== ASSIGNMENT ==
Filter the records below and copy every line containing the word "JSON".

Excerpts from an interface dataset

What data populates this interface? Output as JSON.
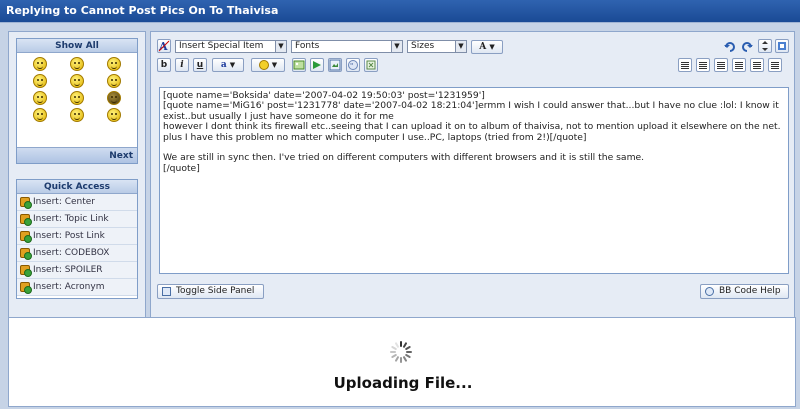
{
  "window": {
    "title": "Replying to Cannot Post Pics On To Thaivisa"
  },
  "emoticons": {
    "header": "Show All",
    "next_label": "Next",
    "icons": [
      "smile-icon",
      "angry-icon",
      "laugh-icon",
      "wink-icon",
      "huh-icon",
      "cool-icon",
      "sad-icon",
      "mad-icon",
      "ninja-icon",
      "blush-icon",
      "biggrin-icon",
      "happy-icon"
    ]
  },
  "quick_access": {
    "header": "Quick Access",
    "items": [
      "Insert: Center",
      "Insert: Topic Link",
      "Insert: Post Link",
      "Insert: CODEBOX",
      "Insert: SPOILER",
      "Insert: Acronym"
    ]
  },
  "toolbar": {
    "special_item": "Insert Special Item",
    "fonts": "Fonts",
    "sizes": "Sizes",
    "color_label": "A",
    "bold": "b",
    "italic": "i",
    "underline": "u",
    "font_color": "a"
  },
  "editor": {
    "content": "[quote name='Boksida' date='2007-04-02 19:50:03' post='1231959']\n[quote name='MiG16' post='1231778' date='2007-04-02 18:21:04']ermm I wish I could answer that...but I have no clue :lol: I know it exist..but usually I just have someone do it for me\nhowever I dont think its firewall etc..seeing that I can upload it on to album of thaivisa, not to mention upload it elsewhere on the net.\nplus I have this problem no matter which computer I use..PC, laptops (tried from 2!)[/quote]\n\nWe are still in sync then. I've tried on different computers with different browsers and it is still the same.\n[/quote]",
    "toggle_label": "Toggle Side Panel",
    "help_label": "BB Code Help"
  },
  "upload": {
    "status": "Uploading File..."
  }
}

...

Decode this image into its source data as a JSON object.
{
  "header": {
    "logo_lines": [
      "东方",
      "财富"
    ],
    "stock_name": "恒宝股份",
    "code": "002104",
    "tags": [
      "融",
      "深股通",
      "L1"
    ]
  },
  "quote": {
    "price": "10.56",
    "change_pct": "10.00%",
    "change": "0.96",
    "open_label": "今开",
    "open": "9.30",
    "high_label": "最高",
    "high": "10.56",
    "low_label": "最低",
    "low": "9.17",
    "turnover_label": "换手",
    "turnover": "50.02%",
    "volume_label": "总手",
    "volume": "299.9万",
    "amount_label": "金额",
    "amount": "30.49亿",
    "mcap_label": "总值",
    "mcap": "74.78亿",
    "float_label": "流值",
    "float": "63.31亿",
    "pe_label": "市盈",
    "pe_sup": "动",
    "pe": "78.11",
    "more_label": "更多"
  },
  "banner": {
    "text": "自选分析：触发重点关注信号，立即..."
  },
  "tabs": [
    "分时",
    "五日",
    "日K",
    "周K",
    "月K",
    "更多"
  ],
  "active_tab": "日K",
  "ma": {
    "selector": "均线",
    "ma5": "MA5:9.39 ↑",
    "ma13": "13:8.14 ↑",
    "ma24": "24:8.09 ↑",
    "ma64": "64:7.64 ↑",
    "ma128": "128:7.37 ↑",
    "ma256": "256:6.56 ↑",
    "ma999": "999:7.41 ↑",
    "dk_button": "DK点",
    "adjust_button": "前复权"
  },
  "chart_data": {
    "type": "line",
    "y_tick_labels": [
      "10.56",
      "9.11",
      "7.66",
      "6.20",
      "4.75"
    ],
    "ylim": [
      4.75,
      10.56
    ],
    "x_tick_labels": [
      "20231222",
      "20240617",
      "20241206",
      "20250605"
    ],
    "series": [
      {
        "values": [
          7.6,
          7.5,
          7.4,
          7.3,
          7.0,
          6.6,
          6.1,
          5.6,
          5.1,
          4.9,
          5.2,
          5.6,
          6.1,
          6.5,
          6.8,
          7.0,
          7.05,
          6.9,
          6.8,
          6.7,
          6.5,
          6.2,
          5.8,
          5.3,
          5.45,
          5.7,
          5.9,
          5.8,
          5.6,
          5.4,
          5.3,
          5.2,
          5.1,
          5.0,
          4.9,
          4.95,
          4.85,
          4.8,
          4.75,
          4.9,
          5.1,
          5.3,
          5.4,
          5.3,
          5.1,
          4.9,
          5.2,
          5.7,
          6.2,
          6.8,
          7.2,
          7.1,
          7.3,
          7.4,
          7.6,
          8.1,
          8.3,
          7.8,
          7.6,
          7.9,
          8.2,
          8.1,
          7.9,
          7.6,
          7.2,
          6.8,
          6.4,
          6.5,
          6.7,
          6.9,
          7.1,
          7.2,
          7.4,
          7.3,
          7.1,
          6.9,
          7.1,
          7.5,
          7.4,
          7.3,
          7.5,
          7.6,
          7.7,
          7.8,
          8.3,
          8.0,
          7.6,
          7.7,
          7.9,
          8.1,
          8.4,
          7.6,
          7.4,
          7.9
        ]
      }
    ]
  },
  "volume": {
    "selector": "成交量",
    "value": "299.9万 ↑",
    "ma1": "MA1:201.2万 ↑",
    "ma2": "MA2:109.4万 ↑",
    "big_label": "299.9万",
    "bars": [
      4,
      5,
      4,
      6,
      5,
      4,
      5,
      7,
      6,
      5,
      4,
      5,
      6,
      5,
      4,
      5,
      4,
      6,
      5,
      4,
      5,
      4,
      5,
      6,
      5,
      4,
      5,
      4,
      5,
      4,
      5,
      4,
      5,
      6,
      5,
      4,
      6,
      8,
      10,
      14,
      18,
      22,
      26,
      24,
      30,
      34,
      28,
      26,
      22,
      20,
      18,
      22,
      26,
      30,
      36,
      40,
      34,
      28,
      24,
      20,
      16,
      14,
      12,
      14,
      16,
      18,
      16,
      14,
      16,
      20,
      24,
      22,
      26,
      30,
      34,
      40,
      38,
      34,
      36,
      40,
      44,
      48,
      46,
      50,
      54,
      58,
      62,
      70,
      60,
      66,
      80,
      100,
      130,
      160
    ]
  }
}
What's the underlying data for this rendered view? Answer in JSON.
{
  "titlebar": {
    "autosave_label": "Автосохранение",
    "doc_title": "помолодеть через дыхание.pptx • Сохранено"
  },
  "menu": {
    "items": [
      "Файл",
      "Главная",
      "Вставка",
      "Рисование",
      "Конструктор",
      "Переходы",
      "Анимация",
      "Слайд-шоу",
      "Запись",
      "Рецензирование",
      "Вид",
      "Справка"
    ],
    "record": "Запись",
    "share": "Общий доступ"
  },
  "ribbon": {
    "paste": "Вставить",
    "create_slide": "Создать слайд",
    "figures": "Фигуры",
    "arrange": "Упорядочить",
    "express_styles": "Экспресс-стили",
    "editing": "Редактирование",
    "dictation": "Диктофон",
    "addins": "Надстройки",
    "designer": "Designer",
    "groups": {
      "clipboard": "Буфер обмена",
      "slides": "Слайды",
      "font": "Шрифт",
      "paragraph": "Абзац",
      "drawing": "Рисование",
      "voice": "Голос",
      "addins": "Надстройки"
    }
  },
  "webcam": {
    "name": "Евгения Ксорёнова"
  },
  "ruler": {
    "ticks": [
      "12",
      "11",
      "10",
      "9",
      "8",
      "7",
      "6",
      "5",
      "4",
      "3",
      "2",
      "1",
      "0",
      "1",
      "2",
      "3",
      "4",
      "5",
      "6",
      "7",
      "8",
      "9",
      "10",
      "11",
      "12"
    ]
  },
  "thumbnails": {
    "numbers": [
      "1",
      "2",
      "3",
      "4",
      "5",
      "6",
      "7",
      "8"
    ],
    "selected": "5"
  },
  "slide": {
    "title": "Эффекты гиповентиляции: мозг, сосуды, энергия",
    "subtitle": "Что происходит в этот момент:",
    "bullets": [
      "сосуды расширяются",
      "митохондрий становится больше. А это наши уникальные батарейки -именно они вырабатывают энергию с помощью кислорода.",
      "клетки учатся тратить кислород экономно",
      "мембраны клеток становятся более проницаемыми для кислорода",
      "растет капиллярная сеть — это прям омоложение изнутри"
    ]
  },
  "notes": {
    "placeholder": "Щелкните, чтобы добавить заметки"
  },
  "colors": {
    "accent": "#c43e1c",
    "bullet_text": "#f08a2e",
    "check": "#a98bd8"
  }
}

== WORKED SOLUTION ==
What data populates this interface? Output as JSON.
Decode this image into its source data as a JSON object.
What's the underlying data for this rendered view? Answer in JSON.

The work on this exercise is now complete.